▶ _Exercise inputs_
=== Section Start ===

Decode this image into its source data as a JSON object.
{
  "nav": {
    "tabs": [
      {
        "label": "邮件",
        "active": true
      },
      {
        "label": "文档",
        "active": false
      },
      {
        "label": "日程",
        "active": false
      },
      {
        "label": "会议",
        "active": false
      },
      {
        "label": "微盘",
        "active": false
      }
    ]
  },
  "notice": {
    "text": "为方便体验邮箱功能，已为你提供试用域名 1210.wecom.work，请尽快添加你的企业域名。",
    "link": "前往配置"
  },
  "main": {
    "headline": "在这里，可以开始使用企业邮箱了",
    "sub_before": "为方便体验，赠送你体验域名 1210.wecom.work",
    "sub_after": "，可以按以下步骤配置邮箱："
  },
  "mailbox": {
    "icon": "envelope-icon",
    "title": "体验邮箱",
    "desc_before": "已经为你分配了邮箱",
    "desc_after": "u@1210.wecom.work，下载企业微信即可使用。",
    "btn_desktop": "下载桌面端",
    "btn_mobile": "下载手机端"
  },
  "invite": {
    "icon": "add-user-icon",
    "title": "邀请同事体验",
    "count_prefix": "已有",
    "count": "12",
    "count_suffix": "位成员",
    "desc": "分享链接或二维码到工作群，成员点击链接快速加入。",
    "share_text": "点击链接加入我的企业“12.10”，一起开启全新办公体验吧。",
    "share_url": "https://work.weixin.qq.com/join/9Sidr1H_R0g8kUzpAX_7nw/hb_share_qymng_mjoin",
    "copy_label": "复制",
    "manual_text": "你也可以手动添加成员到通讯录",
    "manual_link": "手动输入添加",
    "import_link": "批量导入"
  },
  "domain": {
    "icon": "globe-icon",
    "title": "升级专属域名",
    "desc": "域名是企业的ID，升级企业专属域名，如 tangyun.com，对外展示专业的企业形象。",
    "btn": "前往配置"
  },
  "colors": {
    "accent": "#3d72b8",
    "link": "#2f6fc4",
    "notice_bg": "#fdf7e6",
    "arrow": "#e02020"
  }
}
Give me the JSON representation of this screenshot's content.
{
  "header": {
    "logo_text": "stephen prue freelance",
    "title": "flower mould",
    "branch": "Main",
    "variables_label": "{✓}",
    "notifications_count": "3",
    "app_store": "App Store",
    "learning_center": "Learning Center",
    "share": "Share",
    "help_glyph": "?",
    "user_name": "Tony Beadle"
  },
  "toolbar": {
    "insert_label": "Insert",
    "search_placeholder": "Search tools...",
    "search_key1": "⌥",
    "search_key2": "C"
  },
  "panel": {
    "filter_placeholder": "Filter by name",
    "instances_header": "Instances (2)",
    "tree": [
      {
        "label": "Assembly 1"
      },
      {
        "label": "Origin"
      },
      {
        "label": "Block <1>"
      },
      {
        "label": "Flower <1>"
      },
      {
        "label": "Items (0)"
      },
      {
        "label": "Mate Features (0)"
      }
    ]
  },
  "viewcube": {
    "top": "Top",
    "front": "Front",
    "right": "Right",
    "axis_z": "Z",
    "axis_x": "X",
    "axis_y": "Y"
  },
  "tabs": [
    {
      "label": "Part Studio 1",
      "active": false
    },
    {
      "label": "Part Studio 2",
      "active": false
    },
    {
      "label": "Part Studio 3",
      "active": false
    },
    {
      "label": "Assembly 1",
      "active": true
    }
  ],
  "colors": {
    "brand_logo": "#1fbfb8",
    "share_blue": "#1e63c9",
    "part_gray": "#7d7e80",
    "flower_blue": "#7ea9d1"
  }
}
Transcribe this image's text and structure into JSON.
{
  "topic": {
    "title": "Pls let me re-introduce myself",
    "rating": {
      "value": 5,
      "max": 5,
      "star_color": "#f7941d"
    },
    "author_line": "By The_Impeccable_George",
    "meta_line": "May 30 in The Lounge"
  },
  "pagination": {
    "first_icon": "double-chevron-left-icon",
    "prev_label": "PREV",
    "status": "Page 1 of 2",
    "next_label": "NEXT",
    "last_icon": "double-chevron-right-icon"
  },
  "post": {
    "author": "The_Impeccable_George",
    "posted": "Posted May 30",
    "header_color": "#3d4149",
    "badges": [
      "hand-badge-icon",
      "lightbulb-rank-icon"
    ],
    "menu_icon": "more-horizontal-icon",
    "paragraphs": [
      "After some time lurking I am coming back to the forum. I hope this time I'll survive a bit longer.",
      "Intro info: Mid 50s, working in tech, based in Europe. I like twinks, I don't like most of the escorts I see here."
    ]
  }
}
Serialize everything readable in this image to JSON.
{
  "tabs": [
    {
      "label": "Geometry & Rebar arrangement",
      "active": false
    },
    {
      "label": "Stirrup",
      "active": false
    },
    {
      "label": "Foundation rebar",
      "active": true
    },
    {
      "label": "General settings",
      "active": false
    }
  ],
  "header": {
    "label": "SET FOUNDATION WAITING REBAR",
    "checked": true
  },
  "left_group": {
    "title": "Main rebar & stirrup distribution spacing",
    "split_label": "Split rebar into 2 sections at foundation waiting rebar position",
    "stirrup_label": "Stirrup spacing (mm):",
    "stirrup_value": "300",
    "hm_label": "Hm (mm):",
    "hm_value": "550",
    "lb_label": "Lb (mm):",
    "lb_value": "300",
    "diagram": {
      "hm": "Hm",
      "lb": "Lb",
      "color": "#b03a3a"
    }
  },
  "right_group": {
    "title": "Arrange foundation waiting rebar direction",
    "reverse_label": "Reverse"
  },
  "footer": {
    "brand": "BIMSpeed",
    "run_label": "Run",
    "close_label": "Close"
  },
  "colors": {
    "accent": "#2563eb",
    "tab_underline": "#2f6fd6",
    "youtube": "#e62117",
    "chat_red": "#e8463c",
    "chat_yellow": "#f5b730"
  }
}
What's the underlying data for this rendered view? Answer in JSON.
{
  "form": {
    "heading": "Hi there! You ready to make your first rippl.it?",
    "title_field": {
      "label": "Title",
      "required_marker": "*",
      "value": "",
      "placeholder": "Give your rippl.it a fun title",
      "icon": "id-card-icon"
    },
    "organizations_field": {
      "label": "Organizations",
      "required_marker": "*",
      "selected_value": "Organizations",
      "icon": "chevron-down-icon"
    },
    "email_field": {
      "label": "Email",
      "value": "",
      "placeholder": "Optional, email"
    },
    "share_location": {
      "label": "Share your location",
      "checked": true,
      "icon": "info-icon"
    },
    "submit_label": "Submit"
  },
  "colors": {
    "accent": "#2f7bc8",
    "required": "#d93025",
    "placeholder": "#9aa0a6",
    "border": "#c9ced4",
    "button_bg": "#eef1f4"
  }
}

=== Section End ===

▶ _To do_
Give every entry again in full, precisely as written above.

▶ _Solution for this problem_
Decode this image into its source data as a JSON object.
{
  "nav": {
    "tabs": [
      {
        "label": "邮件",
        "active": true
      },
      {
        "label": "文档",
        "active": false
      },
      {
        "label": "日程",
        "active": false
      },
      {
        "label": "会议",
        "active": false
      },
      {
        "label": "微盘",
        "active": false
      }
    ]
  },
  "notice": {
    "text": "为方便体验邮箱功能，已为你提供试用域名 1210.wecom.work，请尽快添加你的企业域名。",
    "link": "前往配置"
  },
  "main": {
    "headline": "在这里，可以开始使用企业邮箱了",
    "sub_before": "为方便体验，赠送你体验域名 1210.wecom.work",
    "sub_after": "，可以按以下步骤配置邮箱："
  },
  "mailbox": {
    "icon": "envelope-icon",
    "title": "体验邮箱",
    "desc_before": "已经为你分配了邮箱",
    "desc_after": "u@1210.wecom.work，下载企业微信即可使用。",
    "btn_desktop": "下载桌面端",
    "btn_mobile": "下载手机端"
  },
  "invite": {
    "icon": "add-user-icon",
    "title": "邀请同事体验",
    "count_prefix": "已有",
    "count": "12",
    "count_suffix": "位成员",
    "desc": "分享链接或二维码到工作群，成员点击链接快速加入。",
    "share_text": "点击链接加入我的企业“12.10”，一起开启全新办公体验吧。",
    "share_url": "https://work.weixin.qq.com/join/9Sidr1H_R0g8kUzpAX_7nw/hb_share_qymng_mjoin",
    "copy_label": "复制",
    "manual_text": "你也可以手动添加成员到通讯录",
    "manual_link": "手动输入添加",
    "import_link": "批量导入"
  },
  "domain": {
    "icon": "globe-icon",
    "title": "升级专属域名",
    "desc": "域名是企业的ID，升级企业专属域名，如 tangyun.com，对外展示专业的企业形象。",
    "btn": "前往配置"
  },
  "colors": {
    "accent": "#3d72b8",
    "link": "#2f6fc4",
    "notice_bg": "#fdf7e6",
    "arrow": "#e02020"
  }
}
Give me the JSON representation of this screenshot's content.
{
  "header": {
    "logo_text": "stephen prue freelance",
    "title": "flower mould",
    "branch": "Main",
    "variables_label": "{✓}",
    "notifications_count": "3",
    "app_store": "App Store",
    "learning_center": "Learning Center",
    "share": "Share",
    "help_glyph": "?",
    "user_name": "Tony Beadle"
  },
  "toolbar": {
    "insert_label": "Insert",
    "search_placeholder": "Search tools...",
    "search_key1": "⌥",
    "search_key2": "C"
  },
  "panel": {
    "filter_placeholder": "Filter by name",
    "instances_header": "Instances (2)",
    "tree": [
      {
        "label": "Assembly 1"
      },
      {
        "label": "Origin"
      },
      {
        "label": "Block <1>"
      },
      {
        "label": "Flower <1>"
      },
      {
        "label": "Items (0)"
      },
      {
        "label": "Mate Features (0)"
      }
    ]
  },
  "viewcube": {
    "top": "Top",
    "front": "Front",
    "right": "Right",
    "axis_z": "Z",
    "axis_x": "X",
    "axis_y": "Y"
  },
  "tabs": [
    {
      "label": "Part Studio 1",
      "active": false
    },
    {
      "label": "Part Studio 2",
      "active": false
    },
    {
      "label": "Part Studio 3",
      "active": false
    },
    {
      "label": "Assembly 1",
      "active": true
    }
  ],
  "colors": {
    "brand_logo": "#1fbfb8",
    "share_blue": "#1e63c9",
    "part_gray": "#7d7e80",
    "flower_blue": "#7ea9d1"
  }
}
Transcribe this image's text and structure into JSON.
{
  "topic": {
    "title": "Pls let me re-introduce myself",
    "rating": {
      "value": 5,
      "max": 5,
      "star_color": "#f7941d"
    },
    "author_line": "By The_Impeccable_George",
    "meta_line": "May 30 in The Lounge"
  },
  "pagination": {
    "first_icon": "double-chevron-left-icon",
    "prev_label": "PREV",
    "status": "Page 1 of 2",
    "next_label": "NEXT",
    "last_icon": "double-chevron-right-icon"
  },
  "post": {
    "author": "The_Impeccable_George",
    "posted": "Posted May 30",
    "header_color": "#3d4149",
    "badges": [
      "hand-badge-icon",
      "lightbulb-rank-icon"
    ],
    "menu_icon": "more-horizontal-icon",
    "paragraphs": [
      "After some time lurking I am coming back to the forum. I hope this time I'll survive a bit longer.",
      "Intro info: Mid 50s, working in tech, based in Europe. I like twinks, I don't like most of the escorts I see here."
    ]
  }
}
Serialize everything readable in this image to JSON.
{
  "tabs": [
    {
      "label": "Geometry & Rebar arrangement",
      "active": false
    },
    {
      "label": "Stirrup",
      "active": false
    },
    {
      "label": "Foundation rebar",
      "active": true
    },
    {
      "label": "General settings",
      "active": false
    }
  ],
  "header": {
    "label": "SET FOUNDATION WAITING REBAR",
    "checked": true
  },
  "left_group": {
    "title": "Main rebar & stirrup distribution spacing",
    "split_label": "Split rebar into 2 sections at foundation waiting rebar position",
    "stirrup_label": "Stirrup spacing (mm):",
    "stirrup_value": "300",
    "hm_label": "Hm (mm):",
    "hm_value": "550",
    "lb_label": "Lb (mm):",
    "lb_value": "300",
    "diagram": {
      "hm": "Hm",
      "lb": "Lb",
      "color": "#b03a3a"
    }
  },
  "right_group": {
    "title": "Arrange foundation waiting rebar direction",
    "reverse_label": "Reverse"
  },
  "footer": {
    "brand": "BIMSpeed",
    "run_label": "Run",
    "close_label": "Close"
  },
  "colors": {
    "accent": "#2563eb",
    "tab_underline": "#2f6fd6",
    "youtube": "#e62117",
    "chat_red": "#e8463c",
    "chat_yellow": "#f5b730"
  }
}
What's the underlying data for this rendered view? Answer in JSON.
{
  "form": {
    "heading": "Hi there! You ready to make your first rippl.it?",
    "title_field": {
      "label": "Title",
      "required_marker": "*",
      "value": "",
      "placeholder": "Give your rippl.it a fun title",
      "icon": "id-card-icon"
    },
    "organizations_field": {
      "label": "Organizations",
      "required_marker": "*",
      "selected_value": "Organizations",
      "icon": "chevron-down-icon"
    },
    "email_field": {
      "label": "Email",
      "value": "",
      "placeholder": "Optional, email"
    },
    "share_location": {
      "label": "Share your location",
      "checked": true,
      "icon": "info-icon"
    },
    "submit_label": "Submit"
  },
  "colors": {
    "accent": "#2f7bc8",
    "required": "#d93025",
    "placeholder": "#9aa0a6",
    "border": "#c9ced4",
    "button_bg": "#eef1f4"
  }
}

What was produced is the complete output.